.
./
/
/
________________________________________________________________________________________________________________________________________________________________________

todd camplin weekly...
please support
our charities

DAVID WILLBURN
at Galleri Urbane through August 25th.
by Todd Camplin

Throughout the history of art, propaganda has come and gone out of fashion. Propaganda
can be commissioned by the state or by an opposition group to the status quo. Unfortunately,
without ambiguity, propaganda makes an artwork timely, but not timeless. The message gets
stale as centuries pass. Thus the art just becomes an artifact. I was just in Shreveport Louisiana
yesterday looking war posters. R.W. Norton Art Gallery has a display of World War 1 posters
that are pure propaganda. Historically they were interesting, but they lacked a timeless
beauty or sublime meaning that great works seem to posses.
/
/
© 2017  moderndallas.net all rights reserved.
modmedia.inc

Willburn is also a playful dystopian. For someone that can paint a picture of doom and gloom for
the future, he uses fantastic colors that project some hope. His idea of using material that is left
over from a disaster isn’t new. Many of the Modernists wanted the past to be swept away in place
of the new. In their utopia, the past would be upended to a new beautiful world. Of course, some
leaders obliged by starting two world wars. With the benefit of history as hindsight, Willburn sees
the potential of one person's utopia usually turning into everyone else's wasteland. His show is a
warning. To paraphrase Albert Einstein, I know not with what weapons World War III will be fought,
but World War IV will be fought with sticks and stones.

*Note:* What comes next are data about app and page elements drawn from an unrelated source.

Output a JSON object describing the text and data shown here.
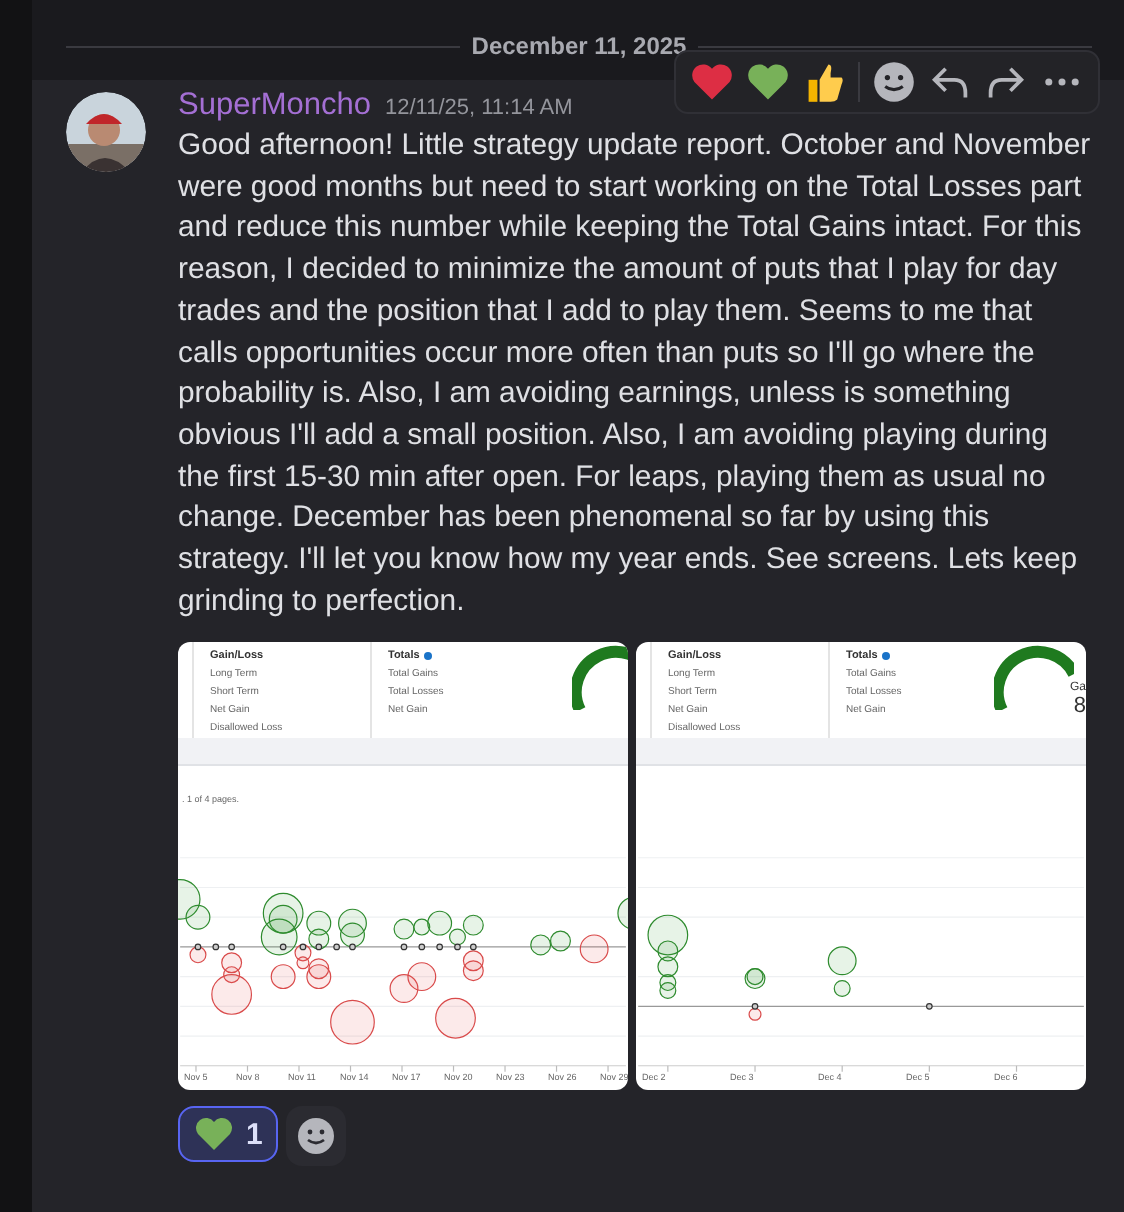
{
  "date_divider": "December 11, 2025",
  "message": {
    "username": "SuperMoncho",
    "timestamp": "12/11/25, 11:14 AM",
    "text": "Good afternoon! Little strategy update report. October and November were good months but need to start working on the Total Losses part and reduce this number while keeping the Total Gains intact. For this reason, I decided to minimize the amount of puts that I play for day trades and the position that I add to play them. Seems to me that calls opportunities occur more often than puts so I'll go where the probability is. Also, I am avoiding earnings, unless is something obvious I'll add a small position. Also, I am avoiding playing during the first 15-30  min after open. For leaps, playing them as usual no change. December has been phenomenal so far by using this strategy. I'll let you know how my year ends. See screens. Lets keep grinding to perfection."
  },
  "attachments": [
    {
      "gain_loss": {
        "title": "Gain/Loss",
        "items": [
          "Long Term",
          "Short Term",
          "Net Gain",
          "Disallowed Loss"
        ]
      },
      "totals": {
        "title": "Totals",
        "items": [
          "Total Gains",
          "Total Losses",
          "Net Gain"
        ]
      },
      "pagination": ". 1 of 4 pages.",
      "x_labels": [
        "Nov 5",
        "Nov 8",
        "Nov 11",
        "Nov 14",
        "Nov 17",
        "Nov 20",
        "Nov 23",
        "Nov 26",
        "Nov 29"
      ]
    },
    {
      "gain_loss": {
        "title": "Gain/Loss",
        "items": [
          "Long Term",
          "Short Term",
          "Net Gain",
          "Disallowed Loss"
        ]
      },
      "totals": {
        "title": "Totals",
        "items": [
          "Total Gains",
          "Total Losses",
          "Net Gain"
        ]
      },
      "gauge_text": [
        "Ga",
        "8"
      ],
      "x_labels": [
        "Dec 2",
        "Dec 3",
        "Dec 4",
        "Dec 5",
        "Dec 6"
      ]
    }
  ],
  "reactions": [
    {
      "count": "1",
      "selected": true
    }
  ]
}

How does an artist make topical art without falling in the trap of propaganda? It seems that David
Willburn is giving it a go with his show at Galleri Urbane. With the current rhetoric of wall building
coming out of the oval office, Willburn responds by making abstract images that give a sense of
stone structures. His overlapping acrylic scraps of paint are applied on like tape where you can
see paint built up surface. In fact, I first thought his work used tape scraps, but no, that is paint.
In his piece titled We’ll Make a Mountain with the Things We’ve Gathered 0303, he depicts a
monolithic object in the middle with a hint of a brick wall in the background. This wall Willburn
references is in response against the wall along the border of the United States and Mexico.
However, the work doesn’t scream it, spell it out, or even say in the title what it is about.
Therefore, Willburn’s abstract reaction to a current event has the chance to live on as
meaningful discussion for any discussion about barriers.
Our Weapons Were Made by the Least Violent Among Us, 0305, 2017
Acrylic skins and enamel on paper 15 × 11 in
Willburn’s work is also about personal identity. In the past, he used sewing as part of creating lines
and shapes. His choice of colors and shapes might also reflect the aesthetic of his identity. But
then again, this too is ambiguous. I think his use of abstract colors and shapes allows for broader
interpretations. His work is subtle and invites you to get to know his art and then know the artist.

David Willburn’s show titled Queer the Materials! Fortify the Domestic! S
tone the Hegemony!
Will be up at Galleri Urbane through August 25th.
We'll Make a Mountain with the Things We've Gathered, 0207., 2017
Acrylic inlay and skins, enamel on China Birch, 23 × 23 × 1 in
Red Red Red against a Pale Gray Blue, 0108. 2017
acrylic and enamel on China Birch, 11x11x1 inches.
previous
articles
todd
camplin
We'll Make a Mountain with the Things We've Gathered, 0303. 2017
acrylic (inlay, skins), enamel on China Birch, 23 x 23 x 1 in., 58.5 x 58.5 x 2.5.